● Brief
Determine how many lines in the listing below include "让你动态改造战场", and answer with only that number.

● Task material
>>>

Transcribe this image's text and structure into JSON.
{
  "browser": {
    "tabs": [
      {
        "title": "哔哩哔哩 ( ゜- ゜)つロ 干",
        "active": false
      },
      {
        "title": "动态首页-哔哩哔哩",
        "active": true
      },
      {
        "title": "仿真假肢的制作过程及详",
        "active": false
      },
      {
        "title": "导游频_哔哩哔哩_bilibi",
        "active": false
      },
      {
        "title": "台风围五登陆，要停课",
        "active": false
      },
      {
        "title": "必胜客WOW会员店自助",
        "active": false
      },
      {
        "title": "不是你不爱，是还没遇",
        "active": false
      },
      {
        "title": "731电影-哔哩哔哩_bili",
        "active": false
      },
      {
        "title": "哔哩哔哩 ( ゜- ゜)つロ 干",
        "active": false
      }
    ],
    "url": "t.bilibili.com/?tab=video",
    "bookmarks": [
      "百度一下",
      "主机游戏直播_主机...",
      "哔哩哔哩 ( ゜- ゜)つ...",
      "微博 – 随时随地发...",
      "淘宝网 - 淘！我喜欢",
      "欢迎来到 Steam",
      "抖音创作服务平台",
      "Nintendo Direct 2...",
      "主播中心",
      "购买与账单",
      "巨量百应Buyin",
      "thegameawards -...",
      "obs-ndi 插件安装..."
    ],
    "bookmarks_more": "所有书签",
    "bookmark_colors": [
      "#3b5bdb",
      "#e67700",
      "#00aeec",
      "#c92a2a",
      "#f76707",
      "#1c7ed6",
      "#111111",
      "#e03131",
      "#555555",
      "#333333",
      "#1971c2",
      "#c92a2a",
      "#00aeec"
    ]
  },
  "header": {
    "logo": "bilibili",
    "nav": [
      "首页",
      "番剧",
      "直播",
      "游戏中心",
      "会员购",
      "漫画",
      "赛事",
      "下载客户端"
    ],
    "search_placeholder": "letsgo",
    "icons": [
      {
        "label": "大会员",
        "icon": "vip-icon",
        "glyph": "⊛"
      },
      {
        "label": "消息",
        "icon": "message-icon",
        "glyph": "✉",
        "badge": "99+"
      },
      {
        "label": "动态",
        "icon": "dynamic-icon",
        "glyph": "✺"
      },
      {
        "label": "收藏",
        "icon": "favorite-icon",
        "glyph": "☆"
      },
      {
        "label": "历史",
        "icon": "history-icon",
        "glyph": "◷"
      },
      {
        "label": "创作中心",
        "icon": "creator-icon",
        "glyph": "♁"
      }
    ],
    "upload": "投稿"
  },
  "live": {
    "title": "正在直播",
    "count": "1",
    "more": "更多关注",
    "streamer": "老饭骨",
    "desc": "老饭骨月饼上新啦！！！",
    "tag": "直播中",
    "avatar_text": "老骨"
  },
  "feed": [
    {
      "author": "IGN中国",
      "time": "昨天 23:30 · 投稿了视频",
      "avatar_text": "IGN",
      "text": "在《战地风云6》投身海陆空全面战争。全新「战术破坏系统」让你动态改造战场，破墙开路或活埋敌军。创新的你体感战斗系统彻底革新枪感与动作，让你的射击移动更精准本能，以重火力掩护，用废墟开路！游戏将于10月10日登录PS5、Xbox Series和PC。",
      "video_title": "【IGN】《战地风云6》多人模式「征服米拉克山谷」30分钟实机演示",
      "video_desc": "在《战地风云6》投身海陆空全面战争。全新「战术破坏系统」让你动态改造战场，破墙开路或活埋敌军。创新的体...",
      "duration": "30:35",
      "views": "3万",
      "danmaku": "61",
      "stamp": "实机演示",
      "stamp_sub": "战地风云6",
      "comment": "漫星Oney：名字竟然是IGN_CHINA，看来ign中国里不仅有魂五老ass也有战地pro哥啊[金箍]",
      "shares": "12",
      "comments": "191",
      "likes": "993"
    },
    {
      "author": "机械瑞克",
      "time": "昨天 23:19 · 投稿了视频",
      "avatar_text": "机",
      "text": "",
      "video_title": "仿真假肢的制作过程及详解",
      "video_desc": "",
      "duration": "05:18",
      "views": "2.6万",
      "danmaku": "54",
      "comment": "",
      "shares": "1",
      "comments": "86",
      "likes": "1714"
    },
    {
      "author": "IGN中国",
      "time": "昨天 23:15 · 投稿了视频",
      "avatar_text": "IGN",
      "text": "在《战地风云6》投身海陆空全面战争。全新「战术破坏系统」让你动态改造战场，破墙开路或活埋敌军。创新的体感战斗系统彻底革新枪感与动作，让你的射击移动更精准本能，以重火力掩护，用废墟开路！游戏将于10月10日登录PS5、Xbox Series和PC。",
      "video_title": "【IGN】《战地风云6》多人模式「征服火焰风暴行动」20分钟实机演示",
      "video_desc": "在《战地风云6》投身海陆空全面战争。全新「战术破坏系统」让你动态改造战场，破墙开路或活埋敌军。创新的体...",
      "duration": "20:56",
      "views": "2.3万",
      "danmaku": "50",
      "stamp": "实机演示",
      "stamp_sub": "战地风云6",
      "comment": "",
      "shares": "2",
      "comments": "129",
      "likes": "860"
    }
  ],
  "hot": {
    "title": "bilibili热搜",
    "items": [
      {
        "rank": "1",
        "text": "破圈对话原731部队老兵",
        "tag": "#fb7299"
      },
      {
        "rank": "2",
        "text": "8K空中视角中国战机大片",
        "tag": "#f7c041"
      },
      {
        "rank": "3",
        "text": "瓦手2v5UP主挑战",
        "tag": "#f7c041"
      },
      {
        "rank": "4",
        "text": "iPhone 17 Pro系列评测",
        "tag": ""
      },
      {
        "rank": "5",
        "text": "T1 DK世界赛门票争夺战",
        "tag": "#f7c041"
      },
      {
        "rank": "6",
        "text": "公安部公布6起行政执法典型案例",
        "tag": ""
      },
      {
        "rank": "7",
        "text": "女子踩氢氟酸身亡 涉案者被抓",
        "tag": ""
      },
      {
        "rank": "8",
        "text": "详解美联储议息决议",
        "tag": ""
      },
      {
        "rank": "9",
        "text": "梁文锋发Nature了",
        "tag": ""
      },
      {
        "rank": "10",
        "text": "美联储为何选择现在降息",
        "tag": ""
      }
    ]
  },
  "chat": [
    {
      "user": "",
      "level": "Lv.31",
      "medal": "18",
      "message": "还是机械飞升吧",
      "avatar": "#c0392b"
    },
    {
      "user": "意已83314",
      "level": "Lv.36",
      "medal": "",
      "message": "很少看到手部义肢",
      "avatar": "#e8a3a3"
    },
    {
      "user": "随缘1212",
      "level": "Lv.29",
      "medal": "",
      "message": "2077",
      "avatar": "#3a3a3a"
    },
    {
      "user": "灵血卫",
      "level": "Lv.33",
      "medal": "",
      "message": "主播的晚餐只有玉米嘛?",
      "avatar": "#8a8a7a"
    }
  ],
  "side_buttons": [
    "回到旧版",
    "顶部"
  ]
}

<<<

● Response
4